I chose this topic as my introduction to you as a regular MDA blogger because it pretty much summarizes my nearly 20-year journey with ALS. When I was diagnosed Oct. 1, 1993, just before my 27th birthday, there is no way I could have dreamt that I would be here now giving sage advice like the old man in so many stories you read.
My journey isn’t some extraordinary tale where I have an unusually slow progression or my family is wealthy enough to blunt the impact of the disease. My progression was very typical for limb onset, as I have been on invasive ventilation since December 1997 and basically have been a quadriplegic since around the same time. Monetarily, I definitely have not been blessed with wealth and I fell in the hole where I made too much to qualify directly for poverty-based programs like Medicaid, so I believe my experiences will be fairly typical for many who have the unfortunate luck of having Lou Gehrig’s disease enter their lives.
When I was diagnosed with ALS and essentially was told by the doctor to go home and plan my funeral, I was shocked and mourned what I thought was going to be the untimely end to my life’s journey. But a funny thing happened on the way to my funeral — I found a happy and fulfilling life! The basic realization I came to as the shock of my diagnosis started to wear off was that I would live my life as normally as possible on my terms, not what ALS would be determining for me.
This mindset alone has been extremely liberating and has guided me as I have taken on each challenge or obstacle that ALS has directly or indirectly thrown in my way. It has given me the ability to not accept my increasing physical limitations as walls that restrict the paths I could take in my life and that create an ever-shrinking box for me to live in. This mindset made me question every expectation or piece of advice given to me by well-meaning doctors, nurses, social workers, ALS organizations, acquaintances or family who did not understand ALS — or even worse, thought they knew the best way to cope with ALS, even though the lens through which they viewed a life with ALS was colored with fear that their life would not be worth living if they lost the physical aspect of their life.
As a single man, I refused to accept the handicap that the world seemingly was putting on me and expected me to accept as my fate. At first, this meant continuing to expect the normal life events such as marriage and having children, which I had planned on and desired. This is where I was blessed beyond any expectation — the woman I loved agreed to take on ALS by my side as my wife. We were married nearly a year to the day after I was diagnosed. Her strength, determination and perseverance have matched and in some ways exceeded my own, allowing me to achieve as normal a life as possible as we worked and continue to work together to defy the odds.
I know, I know some of you are anxious for some concrete examples of what I mean by "minimizing the impact of ALS." For readers who are newly diagnosed with ALS, there are two pieces of advice I hope you heed:

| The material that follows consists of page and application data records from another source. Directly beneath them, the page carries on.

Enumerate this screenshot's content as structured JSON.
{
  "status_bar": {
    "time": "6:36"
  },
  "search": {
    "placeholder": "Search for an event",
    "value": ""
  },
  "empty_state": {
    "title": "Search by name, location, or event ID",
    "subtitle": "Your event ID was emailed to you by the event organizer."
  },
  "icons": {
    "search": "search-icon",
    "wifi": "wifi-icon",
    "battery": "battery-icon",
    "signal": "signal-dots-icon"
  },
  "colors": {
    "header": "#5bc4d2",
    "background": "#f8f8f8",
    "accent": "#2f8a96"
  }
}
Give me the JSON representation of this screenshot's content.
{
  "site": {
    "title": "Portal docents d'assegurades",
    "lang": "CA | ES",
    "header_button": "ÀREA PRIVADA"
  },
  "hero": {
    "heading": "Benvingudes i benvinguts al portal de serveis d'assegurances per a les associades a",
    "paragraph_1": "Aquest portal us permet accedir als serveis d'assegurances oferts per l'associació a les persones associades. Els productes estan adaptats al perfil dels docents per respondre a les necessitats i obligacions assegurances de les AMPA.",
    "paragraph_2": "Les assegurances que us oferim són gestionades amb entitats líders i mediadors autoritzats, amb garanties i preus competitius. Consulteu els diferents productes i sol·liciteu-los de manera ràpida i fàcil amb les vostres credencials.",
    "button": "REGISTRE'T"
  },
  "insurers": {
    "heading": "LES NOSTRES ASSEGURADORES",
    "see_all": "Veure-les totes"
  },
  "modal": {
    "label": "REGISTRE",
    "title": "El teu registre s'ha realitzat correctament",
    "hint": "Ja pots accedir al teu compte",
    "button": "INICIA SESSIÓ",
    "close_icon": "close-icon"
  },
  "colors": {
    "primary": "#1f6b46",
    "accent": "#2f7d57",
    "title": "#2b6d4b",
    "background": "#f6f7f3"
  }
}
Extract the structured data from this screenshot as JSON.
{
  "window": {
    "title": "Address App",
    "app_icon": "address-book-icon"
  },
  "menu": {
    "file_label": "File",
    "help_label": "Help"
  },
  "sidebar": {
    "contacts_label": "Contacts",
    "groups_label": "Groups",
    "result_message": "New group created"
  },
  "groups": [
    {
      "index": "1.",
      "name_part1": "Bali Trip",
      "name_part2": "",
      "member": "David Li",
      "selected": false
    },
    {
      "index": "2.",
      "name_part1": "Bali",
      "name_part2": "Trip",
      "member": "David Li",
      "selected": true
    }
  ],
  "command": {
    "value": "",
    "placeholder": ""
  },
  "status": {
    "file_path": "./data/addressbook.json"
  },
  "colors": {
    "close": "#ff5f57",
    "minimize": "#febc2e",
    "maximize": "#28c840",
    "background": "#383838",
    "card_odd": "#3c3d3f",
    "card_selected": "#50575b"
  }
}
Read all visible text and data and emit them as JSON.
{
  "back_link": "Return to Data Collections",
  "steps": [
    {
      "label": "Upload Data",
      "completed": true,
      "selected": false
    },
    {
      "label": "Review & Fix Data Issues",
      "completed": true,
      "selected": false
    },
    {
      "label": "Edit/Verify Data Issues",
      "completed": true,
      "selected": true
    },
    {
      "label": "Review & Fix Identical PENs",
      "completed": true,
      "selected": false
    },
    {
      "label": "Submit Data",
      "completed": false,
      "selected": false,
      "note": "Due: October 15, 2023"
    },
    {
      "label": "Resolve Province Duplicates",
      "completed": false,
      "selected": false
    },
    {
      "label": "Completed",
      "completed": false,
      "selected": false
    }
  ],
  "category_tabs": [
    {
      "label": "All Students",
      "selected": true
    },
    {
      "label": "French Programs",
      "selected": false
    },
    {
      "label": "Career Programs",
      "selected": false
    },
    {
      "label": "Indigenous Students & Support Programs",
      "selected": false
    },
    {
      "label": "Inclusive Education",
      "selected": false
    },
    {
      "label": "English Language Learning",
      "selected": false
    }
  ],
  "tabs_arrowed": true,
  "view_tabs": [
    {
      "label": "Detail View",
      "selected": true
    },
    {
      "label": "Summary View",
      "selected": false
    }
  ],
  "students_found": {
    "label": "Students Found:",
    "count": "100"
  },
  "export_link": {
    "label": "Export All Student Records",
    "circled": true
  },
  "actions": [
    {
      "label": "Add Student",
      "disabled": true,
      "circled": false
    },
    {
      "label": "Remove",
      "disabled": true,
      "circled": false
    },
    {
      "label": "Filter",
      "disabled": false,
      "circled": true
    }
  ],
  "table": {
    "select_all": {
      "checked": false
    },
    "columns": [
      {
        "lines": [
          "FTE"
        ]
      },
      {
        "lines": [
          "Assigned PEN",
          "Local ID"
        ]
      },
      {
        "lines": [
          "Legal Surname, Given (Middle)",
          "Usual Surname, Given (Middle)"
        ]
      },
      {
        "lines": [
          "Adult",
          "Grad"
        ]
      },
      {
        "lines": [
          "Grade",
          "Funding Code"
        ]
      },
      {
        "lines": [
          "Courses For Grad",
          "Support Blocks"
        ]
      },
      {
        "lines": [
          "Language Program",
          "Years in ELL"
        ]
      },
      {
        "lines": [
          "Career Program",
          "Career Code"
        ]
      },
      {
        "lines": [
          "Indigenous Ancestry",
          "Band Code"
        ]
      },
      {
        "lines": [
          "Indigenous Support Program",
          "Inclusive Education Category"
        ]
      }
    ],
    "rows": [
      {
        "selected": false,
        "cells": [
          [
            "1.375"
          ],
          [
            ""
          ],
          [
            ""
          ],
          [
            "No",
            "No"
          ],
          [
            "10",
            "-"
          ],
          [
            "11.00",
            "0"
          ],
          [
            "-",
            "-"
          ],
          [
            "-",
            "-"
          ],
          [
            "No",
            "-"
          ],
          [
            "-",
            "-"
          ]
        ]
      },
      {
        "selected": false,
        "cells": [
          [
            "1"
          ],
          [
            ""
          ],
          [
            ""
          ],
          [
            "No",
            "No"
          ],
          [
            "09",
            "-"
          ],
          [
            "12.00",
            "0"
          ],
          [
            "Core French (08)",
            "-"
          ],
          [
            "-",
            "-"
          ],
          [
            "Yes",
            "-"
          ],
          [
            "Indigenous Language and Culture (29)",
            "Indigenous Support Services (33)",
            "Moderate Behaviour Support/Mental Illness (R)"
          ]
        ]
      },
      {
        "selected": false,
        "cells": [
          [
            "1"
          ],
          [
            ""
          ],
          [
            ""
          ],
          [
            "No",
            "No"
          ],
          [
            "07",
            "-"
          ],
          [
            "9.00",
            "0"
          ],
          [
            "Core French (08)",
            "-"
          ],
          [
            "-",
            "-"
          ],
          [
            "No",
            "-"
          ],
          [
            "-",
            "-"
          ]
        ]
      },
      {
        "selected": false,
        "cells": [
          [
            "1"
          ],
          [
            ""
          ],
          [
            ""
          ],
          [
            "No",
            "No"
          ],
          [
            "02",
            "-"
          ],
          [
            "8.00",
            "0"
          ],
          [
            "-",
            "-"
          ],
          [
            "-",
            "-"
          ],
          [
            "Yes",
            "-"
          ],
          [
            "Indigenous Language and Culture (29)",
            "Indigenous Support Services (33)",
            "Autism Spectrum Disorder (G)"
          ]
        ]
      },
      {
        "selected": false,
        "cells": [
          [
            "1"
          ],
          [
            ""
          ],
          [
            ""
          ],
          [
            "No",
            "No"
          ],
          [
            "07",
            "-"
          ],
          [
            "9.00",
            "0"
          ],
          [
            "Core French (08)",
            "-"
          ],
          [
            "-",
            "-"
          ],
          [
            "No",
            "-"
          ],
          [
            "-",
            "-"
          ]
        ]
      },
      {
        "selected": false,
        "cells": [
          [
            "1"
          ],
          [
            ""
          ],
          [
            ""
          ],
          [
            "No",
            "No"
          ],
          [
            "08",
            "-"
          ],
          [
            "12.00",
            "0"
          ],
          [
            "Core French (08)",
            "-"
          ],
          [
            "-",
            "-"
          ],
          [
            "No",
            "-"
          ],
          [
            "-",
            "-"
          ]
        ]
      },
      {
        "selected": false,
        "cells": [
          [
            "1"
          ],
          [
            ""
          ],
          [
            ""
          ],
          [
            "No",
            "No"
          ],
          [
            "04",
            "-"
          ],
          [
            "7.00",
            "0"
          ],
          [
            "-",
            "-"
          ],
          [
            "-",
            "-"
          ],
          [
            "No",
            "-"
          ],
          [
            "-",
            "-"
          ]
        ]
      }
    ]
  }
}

- Only plan for things you cannot plan for later, such as voice banking and adjusting or shifting career opportunities if you want to work as long as possible.
- While you’re still physically able, be sure to take as much time as you can to enjoy activities that involve physical abilities, especially those on your so-called bucket list. If you spend this time either trying to hold on to the life you had before ALS, or focus on planning for the life you will have because of ALS, you will regret the time you had during this period. I know I do.
For actual things that will counter the impact of ALS as your symptoms progress, there are thousands of big and small ways to achieve this. This will be a recurring theme in my posts. There are some things to absolutely resist. You will be advised frequently by medical professionals to make your home a mini-hospital or to go to a nursing home, especially if you go on a ventilator. It is absolutely unnecessary. For instance, you will be told you have to sleep in a hospital bed. In the 15 years I have been on a ventilator, I have spent a grand total of one night in a hospital bed when sleeping at home. The rest of the time has been spent in a regular king-sized bed with my wife.
One more thing: Each day, make it a priority to get out of bed and put on normal clothes. Yes, this will require a little more effort for both you and your caregiver, but it is essential to having any sense of normalcy in your or your family’s life. If you give in to the temptation of convenience, it will ultimately make your life, and that of your caregiver, much more difficult as your world will shrink into an ever-smaller box that only revolves around your physical care — instead of your physical care being an inconvenience that revolves around your life.
Be well and happy!
About the Author
Jeff Lester, 46, and his wife, Lisa, live in Lebanon, Mo., with their three daughters, all born after his ALS diagnosis in October 1993. In 2011, he earned an M.S. in finance and an M.B.A. from the University of Michigan, Dearborn. A former Eagle Scout, Jeff (“ragingbear”) was the founder and longtime moderator of MDA’s “Living with ALS” chat. He has written about life with ALS for MDA’s Quest magazine and the MDA/ALS Newsmagazine, and was the recipient of Missouri’s MDA Personal Achievement Award in 2006. From 2002 to 2007, Jeff served as online editor of “World ALS Research News” for the ALS Therapy Development Institute (ALS TDI).